Daniel Lazard,
co-author J.-C. Faugère, (Le Labratoire d'Informatique de Paris 6).

A central configuration of*n* masses under gravitational potential is
a configuration such that all accelerations are oriented toward the center
of masses and are proportional to the distance to this center. It follows
that the plane central configurations are those that remain homothetic
to themselves, with convenient initial velocities. For three masses
these configurations are well known as those of Lagrange.

A well known conjecture is that the number of central configurations
of *n* bodies is always finite when the masses are fixed.

In this talk, we describe the number of central configurations of four masses in the plane, which have an axis of symmetry. In this case symmetric masses are equal. In the case where none of the masses are on the axis (trapezoidal configuration), it is rather easy to show that for any value of the two masses, there is exactly one central configuration.

In the case of two masses on the axis and two symmetric masses
normalized to 1 (this is the only other case if the bodies are not
aligned), some reductions allow to model the problem by the system of
equations

where

The number of central configurations is 1, 3 or 5 depending on the
values of the masses *m* and *n*. This number is
determined by the position of the point (*m,n*)
relatively to a plane curve
in the space of the masses. The implicit equation of this curve has degree
424, more than 50,000 monomials and integer coefficients of more 200
decimal digits.

For proving this result, we have designed a general algorithm for discussing zero-dimensional problems depending on few parameters. In this particular case, it needs algorithms for Gröbner basis computation, for elimination, for drawing plane curves, for the certification of a drawing (proving that no branch is omitted) and for fast real solving zero-dimensional systems of equations.

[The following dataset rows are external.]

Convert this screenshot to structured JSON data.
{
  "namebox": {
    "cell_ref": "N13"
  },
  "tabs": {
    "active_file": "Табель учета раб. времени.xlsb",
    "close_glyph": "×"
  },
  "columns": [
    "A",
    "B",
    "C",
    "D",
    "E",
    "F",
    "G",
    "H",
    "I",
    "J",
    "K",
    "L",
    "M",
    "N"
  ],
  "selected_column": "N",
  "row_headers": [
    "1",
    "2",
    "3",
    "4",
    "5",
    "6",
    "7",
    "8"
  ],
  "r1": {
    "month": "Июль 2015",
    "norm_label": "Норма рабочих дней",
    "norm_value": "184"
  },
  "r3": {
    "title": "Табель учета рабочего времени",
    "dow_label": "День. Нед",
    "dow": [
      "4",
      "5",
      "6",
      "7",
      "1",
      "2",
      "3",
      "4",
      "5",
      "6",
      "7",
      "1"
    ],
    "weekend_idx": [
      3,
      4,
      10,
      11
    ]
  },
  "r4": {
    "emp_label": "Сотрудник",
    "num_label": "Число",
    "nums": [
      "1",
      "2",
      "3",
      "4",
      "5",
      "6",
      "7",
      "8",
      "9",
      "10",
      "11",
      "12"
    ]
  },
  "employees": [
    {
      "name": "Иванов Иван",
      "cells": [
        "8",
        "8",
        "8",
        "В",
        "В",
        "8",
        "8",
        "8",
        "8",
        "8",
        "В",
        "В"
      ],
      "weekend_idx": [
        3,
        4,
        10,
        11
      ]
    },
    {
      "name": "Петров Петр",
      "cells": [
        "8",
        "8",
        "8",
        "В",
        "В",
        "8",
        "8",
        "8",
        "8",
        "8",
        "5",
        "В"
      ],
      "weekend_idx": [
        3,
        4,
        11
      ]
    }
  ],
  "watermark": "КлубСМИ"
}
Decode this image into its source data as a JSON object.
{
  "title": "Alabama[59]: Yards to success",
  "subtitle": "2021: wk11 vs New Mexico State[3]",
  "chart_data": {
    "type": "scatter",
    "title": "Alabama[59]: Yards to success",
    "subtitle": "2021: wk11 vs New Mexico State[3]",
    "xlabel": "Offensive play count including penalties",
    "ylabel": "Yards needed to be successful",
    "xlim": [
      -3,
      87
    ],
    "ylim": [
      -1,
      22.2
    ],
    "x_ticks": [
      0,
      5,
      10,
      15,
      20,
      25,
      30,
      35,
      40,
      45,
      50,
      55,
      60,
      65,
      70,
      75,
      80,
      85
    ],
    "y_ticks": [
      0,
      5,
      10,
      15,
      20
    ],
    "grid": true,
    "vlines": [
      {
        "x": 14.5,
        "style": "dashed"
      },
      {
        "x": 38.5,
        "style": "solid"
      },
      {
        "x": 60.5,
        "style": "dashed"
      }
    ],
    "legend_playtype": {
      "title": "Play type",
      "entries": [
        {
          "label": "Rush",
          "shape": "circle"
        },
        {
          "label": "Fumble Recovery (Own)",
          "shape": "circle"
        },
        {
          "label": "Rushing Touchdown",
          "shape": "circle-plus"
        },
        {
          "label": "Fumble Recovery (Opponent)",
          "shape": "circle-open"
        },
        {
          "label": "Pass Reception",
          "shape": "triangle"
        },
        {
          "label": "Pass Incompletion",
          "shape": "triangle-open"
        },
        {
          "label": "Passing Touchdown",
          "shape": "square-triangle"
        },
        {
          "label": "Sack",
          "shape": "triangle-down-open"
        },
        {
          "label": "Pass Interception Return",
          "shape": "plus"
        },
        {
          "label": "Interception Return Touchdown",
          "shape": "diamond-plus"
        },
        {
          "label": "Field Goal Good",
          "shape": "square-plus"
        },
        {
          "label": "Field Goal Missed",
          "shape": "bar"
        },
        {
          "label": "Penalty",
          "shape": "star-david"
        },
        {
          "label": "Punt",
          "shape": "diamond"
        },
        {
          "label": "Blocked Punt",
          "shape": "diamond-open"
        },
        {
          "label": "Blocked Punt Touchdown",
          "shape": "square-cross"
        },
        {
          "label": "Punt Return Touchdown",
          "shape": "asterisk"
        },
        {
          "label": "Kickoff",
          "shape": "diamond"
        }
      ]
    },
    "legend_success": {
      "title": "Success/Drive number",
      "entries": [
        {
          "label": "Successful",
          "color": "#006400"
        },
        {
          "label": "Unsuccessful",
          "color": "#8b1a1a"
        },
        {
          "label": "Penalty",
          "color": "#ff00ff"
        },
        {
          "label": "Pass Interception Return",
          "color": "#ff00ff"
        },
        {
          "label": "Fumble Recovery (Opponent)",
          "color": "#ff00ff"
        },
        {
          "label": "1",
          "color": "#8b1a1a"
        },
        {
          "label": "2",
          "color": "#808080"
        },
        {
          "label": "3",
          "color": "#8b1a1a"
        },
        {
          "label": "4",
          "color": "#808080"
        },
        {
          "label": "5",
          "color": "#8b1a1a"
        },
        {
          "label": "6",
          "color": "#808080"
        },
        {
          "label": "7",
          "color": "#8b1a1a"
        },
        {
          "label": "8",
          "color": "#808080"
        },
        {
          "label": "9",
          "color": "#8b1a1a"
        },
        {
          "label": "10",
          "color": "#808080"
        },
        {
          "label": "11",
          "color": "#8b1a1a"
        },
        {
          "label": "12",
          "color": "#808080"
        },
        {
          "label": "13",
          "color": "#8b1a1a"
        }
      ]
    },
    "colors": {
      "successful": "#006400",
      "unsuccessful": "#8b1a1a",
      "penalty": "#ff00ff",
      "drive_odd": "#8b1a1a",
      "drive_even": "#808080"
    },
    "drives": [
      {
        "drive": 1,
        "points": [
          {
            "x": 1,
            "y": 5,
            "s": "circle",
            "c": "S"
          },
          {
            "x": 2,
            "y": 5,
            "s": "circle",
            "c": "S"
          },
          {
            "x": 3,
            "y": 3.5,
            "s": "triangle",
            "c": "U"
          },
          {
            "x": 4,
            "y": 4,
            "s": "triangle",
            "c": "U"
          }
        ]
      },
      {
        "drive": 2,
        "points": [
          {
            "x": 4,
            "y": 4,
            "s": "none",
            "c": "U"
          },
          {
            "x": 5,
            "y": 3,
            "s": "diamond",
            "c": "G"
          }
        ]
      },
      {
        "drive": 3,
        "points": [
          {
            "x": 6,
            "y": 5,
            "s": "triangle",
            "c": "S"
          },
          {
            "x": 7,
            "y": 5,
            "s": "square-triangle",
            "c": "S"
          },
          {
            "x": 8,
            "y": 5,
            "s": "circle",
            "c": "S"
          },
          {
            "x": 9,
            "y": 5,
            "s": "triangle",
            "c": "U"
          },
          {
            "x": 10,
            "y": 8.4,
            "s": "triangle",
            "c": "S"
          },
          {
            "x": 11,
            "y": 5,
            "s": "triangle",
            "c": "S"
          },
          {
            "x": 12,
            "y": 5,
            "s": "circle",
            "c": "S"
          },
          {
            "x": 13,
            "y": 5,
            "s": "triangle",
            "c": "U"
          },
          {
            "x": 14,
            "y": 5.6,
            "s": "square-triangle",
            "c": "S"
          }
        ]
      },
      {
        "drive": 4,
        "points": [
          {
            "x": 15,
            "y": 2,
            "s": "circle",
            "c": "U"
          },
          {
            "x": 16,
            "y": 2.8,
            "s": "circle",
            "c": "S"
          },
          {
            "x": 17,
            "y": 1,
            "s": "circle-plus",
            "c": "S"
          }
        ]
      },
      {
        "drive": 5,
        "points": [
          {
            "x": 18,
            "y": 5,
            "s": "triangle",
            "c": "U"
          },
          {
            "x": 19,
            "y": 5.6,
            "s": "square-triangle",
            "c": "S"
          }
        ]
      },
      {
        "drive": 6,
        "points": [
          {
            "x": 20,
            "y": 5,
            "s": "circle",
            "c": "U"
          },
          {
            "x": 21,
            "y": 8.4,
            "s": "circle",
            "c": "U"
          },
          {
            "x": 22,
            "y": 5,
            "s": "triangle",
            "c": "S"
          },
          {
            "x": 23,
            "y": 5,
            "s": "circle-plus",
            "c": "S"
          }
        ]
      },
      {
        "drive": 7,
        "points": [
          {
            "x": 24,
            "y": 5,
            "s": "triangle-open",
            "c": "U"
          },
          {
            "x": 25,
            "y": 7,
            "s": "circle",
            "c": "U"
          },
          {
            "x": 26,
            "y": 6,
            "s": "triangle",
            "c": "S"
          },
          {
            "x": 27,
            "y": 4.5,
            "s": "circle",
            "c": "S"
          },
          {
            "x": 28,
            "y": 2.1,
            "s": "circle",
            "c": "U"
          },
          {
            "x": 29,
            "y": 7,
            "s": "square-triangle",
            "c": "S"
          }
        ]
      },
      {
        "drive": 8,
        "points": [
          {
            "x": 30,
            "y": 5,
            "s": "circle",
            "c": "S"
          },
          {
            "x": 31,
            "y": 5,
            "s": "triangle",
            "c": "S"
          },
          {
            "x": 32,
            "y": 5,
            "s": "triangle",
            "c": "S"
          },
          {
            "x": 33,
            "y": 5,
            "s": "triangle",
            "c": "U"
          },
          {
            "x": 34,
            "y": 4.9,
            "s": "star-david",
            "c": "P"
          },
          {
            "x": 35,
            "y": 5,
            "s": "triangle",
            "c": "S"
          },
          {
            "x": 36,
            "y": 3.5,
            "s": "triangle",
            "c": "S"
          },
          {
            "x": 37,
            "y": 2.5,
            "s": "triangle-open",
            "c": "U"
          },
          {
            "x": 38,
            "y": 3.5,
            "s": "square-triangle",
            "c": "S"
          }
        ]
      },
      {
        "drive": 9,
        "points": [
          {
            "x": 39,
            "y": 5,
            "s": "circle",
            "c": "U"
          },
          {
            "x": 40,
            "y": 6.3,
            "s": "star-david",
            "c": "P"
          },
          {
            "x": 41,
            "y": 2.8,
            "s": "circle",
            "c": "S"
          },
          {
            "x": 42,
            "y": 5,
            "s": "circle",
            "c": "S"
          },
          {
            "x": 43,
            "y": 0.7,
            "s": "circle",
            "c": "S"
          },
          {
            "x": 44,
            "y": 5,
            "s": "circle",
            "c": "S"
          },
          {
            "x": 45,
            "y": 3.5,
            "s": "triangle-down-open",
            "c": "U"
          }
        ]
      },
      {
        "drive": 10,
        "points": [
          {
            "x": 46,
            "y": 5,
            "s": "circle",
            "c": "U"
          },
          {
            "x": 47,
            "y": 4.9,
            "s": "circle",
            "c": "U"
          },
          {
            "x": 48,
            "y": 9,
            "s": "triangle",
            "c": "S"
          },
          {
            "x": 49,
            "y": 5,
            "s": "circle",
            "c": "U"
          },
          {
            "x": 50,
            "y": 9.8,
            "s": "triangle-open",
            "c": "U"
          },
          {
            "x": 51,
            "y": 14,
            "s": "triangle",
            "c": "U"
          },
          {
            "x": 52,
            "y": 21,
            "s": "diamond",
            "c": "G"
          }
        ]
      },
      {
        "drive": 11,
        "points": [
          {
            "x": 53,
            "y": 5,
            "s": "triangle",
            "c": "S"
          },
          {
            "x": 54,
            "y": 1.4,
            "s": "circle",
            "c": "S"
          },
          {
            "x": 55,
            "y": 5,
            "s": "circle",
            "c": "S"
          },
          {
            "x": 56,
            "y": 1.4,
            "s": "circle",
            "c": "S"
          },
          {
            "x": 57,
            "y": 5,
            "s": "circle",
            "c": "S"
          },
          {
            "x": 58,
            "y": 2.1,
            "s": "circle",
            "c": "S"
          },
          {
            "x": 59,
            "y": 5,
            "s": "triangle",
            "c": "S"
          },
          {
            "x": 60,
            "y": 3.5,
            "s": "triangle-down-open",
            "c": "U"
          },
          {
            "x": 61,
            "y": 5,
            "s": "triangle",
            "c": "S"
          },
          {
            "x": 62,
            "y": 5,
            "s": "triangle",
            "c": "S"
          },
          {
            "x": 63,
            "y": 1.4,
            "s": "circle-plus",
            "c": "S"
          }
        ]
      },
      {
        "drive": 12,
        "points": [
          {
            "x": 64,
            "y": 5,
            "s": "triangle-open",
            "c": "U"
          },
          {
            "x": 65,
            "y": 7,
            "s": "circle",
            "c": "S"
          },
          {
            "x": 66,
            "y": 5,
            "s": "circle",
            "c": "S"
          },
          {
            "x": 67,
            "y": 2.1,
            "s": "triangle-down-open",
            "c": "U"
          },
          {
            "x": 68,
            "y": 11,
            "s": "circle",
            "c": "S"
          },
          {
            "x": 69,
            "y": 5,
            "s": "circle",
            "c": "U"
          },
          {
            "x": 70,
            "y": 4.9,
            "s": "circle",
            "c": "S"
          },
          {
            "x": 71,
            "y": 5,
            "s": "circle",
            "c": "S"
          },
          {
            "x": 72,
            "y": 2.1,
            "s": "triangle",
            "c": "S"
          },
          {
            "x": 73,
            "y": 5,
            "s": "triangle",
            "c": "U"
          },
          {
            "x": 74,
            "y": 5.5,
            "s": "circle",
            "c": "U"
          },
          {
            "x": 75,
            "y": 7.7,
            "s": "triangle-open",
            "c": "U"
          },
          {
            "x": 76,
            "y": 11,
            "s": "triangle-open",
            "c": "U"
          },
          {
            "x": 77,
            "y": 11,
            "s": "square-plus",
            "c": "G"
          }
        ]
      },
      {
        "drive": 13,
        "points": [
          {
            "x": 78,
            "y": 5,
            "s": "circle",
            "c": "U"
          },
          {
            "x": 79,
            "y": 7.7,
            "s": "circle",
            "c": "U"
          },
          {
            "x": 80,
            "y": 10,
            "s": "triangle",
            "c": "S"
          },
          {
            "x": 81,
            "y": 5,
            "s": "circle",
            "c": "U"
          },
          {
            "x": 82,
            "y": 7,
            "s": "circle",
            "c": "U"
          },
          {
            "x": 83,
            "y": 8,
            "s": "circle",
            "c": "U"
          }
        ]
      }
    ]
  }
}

The size of the curve which is a part of the solution shows that this problem is near the limit of the present technology, and we guess that the only software which is presently able to do such a computation is the latest version of FGb/RealSolving, which our team has developed.